- In late September 2020, the DoJ launched an engagement process primarily focused on Indigenous peoples. The focus of engagement with First Nations has been on a federal consultative draft (Attachments 1-English and 2-French) reflecting the content of former private member’s Bill C-262. There are a few technical amendments. DoJ has confirmed that the purpose of the federal engagement with First Nations is to consider enhancements to strengthen the content which follows closely that of Bill C-262.
- DoJ has engaged with provinces/territories and held roundtables with some industry stakeholders, to raise awareness and education on the Declaration and its implementation.
- On November 12, 2020, the federal government held a federal-provincial-territorial ministerial level meeting with national and First Nations leadership as an opportunity to share perspectives on this initiative. This meeting allowed a frank exchange of views but did not involve any negotiations.
- The AFN regularly requests that the DoJ proactively provide information on their engagement process. There have been some challenges in receiving information in a timely manner. Information on engagements held to date are attached in Attachment 3.
- The AFN has been involved in the engagement process as a national organization. AFN lawyers have engaged with DoJ and CIRNA officials to ensure they understand technical aspects of the Declaration and its current legal effect; and to suggest options for enhancing the consultative draft. The AFN has told the federal government to keep its focus on engagement with First Nations in accordance with the Declaration, rather than provinces, territories or industry. The federal government has indicated that the purpose of its engagement is to enhance or strengthen the consultative draft through input from Indigenous peoples.
- Additional background about this initiative is available on the AFN Website at https://www.afn.ca/policy-sectors/implementing-the-united-nations-declaration-on-the-rights-of-indigenous-peoples/
- In response to First Nations advocacy, the federal government has repeatedly affirmed a commitment to table a government bill by the end of 2020, that is at least as strong as former Bill C-262.
- DoJ’s consultative draft may change following conclusion of the engagement process in preparation for tabling a Bill before the end of 2020.
- Once a Bill is tabled, the AFN will analyze its content measured against Chiefs-in-Assembly Resolutions and will share updates with First Nations.
- Once in Parliament, it would be referred to a Parliamentary Committee for study.
- There would be several challenges ahead:
- The Official Opposition (the Conservative Party of Canada) is likely not to be supportive of the legislation. As it has been the only federal party opposed. The Conservatives and again may resort to filibuster techniques as they did with Bill C-262
- The federal Parliamentary process is still hampered somewhat by COVID-19 restrictions and therefore, is slower

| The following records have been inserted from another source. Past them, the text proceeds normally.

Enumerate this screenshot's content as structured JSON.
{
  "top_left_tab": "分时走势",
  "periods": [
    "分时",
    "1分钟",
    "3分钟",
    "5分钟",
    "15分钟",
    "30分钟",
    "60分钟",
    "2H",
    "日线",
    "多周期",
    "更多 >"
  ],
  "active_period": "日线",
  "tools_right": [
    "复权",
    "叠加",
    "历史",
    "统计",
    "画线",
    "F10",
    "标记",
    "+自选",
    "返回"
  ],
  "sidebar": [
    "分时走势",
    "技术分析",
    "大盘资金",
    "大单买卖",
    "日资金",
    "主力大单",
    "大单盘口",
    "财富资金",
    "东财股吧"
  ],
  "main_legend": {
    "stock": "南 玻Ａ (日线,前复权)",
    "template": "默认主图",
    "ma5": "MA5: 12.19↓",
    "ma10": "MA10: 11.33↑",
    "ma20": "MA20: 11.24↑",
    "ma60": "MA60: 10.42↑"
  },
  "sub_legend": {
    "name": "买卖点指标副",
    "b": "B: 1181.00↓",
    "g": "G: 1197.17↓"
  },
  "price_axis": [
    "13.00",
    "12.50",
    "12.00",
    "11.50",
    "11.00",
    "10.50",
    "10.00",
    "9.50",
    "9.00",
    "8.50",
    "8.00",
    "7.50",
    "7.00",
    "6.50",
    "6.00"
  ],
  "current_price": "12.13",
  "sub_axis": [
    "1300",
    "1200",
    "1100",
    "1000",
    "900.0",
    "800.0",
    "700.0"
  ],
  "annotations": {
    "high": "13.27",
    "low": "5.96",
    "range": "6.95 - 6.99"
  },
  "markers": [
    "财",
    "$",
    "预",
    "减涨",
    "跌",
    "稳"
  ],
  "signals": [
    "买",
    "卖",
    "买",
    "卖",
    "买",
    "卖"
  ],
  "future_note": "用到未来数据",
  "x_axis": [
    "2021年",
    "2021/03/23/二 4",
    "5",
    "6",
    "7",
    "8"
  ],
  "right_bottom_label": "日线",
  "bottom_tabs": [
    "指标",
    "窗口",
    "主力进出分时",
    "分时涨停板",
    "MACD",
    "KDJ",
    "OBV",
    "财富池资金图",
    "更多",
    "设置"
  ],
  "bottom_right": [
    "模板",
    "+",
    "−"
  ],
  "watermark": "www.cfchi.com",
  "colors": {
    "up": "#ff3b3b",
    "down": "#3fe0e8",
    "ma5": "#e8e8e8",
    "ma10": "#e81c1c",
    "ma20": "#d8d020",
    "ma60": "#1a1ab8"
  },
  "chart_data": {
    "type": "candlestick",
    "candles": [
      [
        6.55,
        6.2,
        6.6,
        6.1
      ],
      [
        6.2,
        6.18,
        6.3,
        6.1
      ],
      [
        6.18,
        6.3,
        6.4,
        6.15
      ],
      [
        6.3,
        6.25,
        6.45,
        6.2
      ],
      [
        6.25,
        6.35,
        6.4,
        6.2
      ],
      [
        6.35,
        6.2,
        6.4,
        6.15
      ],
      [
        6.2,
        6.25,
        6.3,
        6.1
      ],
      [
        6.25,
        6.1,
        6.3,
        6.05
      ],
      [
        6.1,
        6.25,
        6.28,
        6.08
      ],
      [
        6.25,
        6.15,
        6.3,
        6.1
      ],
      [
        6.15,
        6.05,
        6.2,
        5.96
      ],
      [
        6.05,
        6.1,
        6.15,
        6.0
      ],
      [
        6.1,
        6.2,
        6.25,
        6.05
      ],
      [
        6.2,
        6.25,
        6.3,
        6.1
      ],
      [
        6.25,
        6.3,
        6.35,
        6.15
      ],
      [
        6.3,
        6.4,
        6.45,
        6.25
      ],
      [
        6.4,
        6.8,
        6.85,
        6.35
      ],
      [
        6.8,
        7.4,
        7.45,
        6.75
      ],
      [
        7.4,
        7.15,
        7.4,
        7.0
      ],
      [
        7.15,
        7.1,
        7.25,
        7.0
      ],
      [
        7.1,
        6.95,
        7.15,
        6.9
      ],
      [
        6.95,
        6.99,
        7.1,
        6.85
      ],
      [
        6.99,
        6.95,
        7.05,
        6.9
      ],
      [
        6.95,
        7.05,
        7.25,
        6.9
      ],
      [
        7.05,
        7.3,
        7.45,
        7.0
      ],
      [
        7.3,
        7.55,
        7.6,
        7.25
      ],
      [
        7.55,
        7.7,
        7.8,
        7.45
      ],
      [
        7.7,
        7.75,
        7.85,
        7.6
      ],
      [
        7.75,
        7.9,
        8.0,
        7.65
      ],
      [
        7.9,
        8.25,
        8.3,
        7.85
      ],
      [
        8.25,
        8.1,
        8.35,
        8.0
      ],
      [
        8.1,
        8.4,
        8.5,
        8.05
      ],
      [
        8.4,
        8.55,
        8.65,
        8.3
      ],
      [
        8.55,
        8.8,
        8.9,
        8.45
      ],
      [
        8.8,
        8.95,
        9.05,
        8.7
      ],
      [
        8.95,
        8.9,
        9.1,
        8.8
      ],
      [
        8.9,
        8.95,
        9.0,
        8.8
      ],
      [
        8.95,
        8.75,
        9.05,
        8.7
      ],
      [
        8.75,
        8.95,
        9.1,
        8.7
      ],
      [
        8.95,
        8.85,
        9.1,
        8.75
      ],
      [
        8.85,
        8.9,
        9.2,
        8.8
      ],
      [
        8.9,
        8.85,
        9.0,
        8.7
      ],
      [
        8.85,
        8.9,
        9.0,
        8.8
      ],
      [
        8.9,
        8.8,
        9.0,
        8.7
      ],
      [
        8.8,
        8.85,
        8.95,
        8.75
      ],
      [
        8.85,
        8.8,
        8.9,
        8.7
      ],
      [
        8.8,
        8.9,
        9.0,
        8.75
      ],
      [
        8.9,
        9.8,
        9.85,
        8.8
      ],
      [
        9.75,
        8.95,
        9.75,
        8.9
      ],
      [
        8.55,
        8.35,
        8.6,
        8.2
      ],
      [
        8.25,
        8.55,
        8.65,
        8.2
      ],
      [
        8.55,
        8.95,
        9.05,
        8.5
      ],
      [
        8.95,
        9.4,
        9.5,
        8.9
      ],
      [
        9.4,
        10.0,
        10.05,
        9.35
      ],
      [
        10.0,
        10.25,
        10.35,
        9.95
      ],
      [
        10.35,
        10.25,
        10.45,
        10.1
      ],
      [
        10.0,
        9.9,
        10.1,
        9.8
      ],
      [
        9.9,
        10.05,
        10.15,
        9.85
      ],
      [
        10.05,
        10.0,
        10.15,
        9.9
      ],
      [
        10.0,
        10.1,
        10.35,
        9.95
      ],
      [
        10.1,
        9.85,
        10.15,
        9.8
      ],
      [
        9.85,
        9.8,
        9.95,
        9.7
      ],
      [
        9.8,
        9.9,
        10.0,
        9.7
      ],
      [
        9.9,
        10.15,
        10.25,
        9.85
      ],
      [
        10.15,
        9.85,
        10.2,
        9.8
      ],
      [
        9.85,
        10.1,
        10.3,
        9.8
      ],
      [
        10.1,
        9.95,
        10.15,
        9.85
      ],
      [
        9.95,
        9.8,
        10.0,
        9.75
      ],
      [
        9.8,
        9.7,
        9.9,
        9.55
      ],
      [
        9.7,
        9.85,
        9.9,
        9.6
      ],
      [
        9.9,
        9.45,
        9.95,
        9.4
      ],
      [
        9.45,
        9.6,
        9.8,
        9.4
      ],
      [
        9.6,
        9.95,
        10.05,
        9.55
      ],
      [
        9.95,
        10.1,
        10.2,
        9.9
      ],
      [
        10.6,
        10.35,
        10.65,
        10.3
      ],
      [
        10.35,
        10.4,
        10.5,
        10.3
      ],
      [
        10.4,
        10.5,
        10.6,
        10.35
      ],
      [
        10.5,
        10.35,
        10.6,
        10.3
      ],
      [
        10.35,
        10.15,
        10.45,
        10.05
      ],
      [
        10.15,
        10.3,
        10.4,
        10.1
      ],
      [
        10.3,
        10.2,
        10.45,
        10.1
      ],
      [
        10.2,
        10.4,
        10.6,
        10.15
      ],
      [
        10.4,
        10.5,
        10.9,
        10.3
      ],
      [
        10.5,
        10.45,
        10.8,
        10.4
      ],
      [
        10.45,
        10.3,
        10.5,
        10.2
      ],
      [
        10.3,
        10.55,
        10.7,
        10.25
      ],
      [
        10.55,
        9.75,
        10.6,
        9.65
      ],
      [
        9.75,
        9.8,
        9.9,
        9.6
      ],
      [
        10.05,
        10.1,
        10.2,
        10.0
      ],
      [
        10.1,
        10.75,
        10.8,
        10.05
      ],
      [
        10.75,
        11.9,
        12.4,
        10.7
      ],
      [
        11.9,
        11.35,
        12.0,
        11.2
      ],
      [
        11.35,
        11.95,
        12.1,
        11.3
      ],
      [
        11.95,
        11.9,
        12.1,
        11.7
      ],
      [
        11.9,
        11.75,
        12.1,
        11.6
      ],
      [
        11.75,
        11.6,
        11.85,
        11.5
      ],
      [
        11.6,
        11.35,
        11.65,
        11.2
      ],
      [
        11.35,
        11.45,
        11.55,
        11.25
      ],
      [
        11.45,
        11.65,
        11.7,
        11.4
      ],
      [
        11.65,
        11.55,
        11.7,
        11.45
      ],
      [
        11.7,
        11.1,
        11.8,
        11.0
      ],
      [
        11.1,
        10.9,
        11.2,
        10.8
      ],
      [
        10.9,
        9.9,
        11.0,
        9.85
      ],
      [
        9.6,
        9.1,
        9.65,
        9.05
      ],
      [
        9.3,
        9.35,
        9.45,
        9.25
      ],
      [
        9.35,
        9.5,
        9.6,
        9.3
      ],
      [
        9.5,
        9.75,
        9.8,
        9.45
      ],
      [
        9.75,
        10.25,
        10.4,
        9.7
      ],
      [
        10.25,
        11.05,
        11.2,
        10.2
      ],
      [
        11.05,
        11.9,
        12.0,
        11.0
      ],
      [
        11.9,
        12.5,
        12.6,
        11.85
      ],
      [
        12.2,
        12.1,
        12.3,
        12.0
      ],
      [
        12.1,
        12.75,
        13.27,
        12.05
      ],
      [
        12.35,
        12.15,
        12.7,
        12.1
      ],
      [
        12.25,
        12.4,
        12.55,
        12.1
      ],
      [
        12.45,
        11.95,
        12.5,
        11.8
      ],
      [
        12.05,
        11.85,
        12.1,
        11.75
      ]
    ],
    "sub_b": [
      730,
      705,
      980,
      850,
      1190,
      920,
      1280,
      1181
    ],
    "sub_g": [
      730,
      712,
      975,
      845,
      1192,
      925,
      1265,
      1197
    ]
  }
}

- Some Provinces will likely continue to try to influence the federal government to weaken the language of a Bill
- Time – the ever-shortening Parliamentary window to get a Bill tabled, then passed by the House of Commons and the Senate before June 2021 (if the minority Liberal government survives that long).
1) Federal Consultative Draft-English
2) Federal Consultative Draft-French
3) UN Declaration Regional Engagement Meetings To-Date
4) National Chief Statement at Ad Hoc Table of FPTI Leaders on the UN Declaration
on the Rights of Indigenous Peoples
5) DoJ Final Engagement Deck-English
6) DoJ Final Engagement Deck-French